No one prepares to be involved in an automobile accident. They happen around the DMV every single day, but they are occurrences that happen to other people – no one expects that it will happen to them. Decisions an auto accident victim makes in the aftermath of the immediate aftermath of their accident can ensure that their rights to a fair recovery are protected to the greatest extent.  Here are some of the common mistakes to avoid, if you can do so safely (it goes without saying that your health, safety and well-being should ALWAYS be first priority): 

1. Not Involving Law Enforcement at the Scene 

It can be tempting to simply exchange information with the other cars involved with plans to come back to the mess of dealing with an accident later. Doing this, however, will cause significant headaches down the road. Always call the police after an accident.  

Police officers are professional investigators. When they arrive at the accident scene, they will interview parties involved, take witness statements, obtain accurate insurance information for everyone and check for injuries.  They compile this information to prepare an accident report that provides a narrative of how the accident occurred and indicates which party was at fault. This determination is not always adopted by insurance adjusters when they make an official liability decision, but it is certainly a huge help.  

2.  Not taking photos of the property damage of the other vehicles involved

It is important to document the property damage sustained on your vehicle, but it is even more important to document the property damage of the other drivers’ vehicles while on the scene. The extent of any property damage to your vehicle only paints a partial picture of the impact. Depending on the types of vehicles involved and the nature of the accident, the damage to your vehicle might be minor compared to the others. 

The insurance company will always use this partial picture to minimize your claim and recovery. You won’t have the luxury of going out to your driveway later to fully assess any damage to another driver’s car, so taking pictures at the scene is always necessary to make sure there is no missing piece.  

3.  Not seeking medical treatment 

If you are feeling any type of pain and discomfort in the immediate aftermath of an accident, you should be evaluated by a medical professional as soon as possible. Explaining your symptoms in detail and how they may have changed or progressed since the accident to a medical professional shortly after it occurs will ensure that you receive the necessary treatment and guidance. It will also create the initial documentation of your injury and symptomology, which is important when it comes to negotiating your claim with the insurance company when you have finished treating.  

4.  Providing any statement (especially a recorded statement) to another party’s insurance 

Often the insurance company of another involved driver will attempt to contact you shortly after the accident.  They will tell you that it is simply to obtain additional information about how the accident happened so they can complete their evaluation. This isn’t entirely untrue, but they don’t tell you that their main purpose during their investigation is to find a way, any way, to avoid fairly compensating you for your damages. We cannot stress this enough: the insurance company is never working to help you – they’re working to save themselves money.  

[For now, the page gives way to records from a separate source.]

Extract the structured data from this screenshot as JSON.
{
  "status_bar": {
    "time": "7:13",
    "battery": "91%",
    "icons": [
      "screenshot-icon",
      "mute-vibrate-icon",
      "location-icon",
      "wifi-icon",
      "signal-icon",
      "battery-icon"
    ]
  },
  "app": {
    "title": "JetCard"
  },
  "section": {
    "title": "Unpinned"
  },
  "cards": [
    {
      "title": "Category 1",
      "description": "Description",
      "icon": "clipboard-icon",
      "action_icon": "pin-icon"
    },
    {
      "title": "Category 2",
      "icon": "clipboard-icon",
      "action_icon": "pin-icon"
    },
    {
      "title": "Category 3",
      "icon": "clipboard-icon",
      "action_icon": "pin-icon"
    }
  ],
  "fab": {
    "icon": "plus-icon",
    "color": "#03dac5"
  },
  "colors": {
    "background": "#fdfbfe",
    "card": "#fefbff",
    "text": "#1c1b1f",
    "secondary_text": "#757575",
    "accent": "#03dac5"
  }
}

You have absolutely no obligation to directly participate in the investigation performed by another driver’s insurance. If you receive a call from another party’s insurance you can and should, tell the investigator that you do not wish to provide them with a statement and hang up. If you already have an attorney at the time that they call, you should immediately tell the insurance company that you are represented by counsel.